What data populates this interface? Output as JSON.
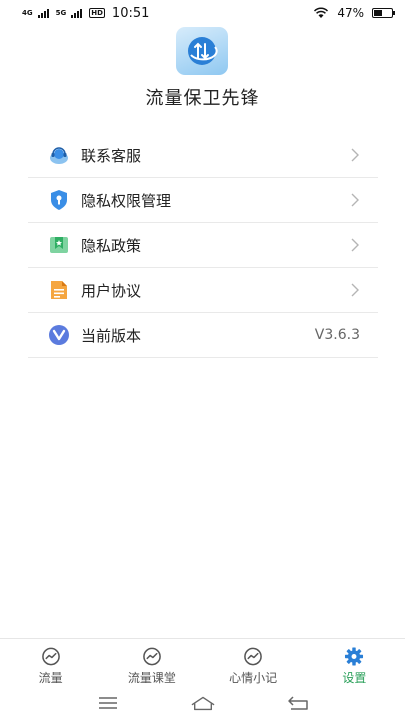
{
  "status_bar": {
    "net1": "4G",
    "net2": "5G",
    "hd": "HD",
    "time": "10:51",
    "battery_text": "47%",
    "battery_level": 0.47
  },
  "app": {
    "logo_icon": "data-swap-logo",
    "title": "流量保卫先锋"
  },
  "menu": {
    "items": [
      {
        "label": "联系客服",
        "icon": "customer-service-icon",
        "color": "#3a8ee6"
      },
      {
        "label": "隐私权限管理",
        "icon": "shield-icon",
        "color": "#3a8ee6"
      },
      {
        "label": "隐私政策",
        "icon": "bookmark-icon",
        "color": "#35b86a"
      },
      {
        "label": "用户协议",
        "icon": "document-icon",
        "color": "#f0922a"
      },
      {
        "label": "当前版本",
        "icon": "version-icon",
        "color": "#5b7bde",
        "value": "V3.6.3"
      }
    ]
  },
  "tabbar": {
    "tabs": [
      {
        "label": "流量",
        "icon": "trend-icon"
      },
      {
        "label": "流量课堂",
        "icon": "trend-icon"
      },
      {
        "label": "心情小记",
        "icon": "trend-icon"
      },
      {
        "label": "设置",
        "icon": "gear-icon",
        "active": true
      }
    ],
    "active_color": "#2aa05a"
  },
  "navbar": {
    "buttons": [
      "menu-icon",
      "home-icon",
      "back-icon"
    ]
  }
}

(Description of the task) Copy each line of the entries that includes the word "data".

(Answer section)
What data populates this interface? Output as JSON.
    "logo_icon": "data-swap-logo",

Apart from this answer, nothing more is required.